→ **EXERCISE**
Pick out each line in these entries that contains the string "link".

(Excerpts from an interface dataset)
================

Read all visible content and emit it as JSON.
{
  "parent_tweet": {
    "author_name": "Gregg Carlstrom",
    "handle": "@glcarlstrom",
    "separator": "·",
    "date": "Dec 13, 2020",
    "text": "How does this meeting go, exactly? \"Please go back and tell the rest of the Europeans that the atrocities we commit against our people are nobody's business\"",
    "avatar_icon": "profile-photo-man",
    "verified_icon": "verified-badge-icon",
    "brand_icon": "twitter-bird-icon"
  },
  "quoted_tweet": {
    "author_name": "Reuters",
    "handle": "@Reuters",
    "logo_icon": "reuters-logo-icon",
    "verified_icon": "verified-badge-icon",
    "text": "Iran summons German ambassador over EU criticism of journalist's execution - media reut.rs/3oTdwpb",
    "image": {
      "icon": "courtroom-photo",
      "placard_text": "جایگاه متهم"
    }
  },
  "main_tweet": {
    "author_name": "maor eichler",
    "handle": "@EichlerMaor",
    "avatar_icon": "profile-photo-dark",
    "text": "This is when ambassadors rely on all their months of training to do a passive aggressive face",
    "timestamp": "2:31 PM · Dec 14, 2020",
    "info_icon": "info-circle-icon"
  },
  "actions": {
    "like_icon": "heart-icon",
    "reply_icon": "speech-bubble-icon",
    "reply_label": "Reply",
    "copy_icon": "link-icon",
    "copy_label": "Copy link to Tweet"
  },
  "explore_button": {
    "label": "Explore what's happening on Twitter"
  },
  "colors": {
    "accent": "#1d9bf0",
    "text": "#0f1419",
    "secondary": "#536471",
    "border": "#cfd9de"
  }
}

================

→ **EXERCISE SOLUTION**
    "copy_icon": "link-icon",
    "copy_label": "Copy link to Tweet"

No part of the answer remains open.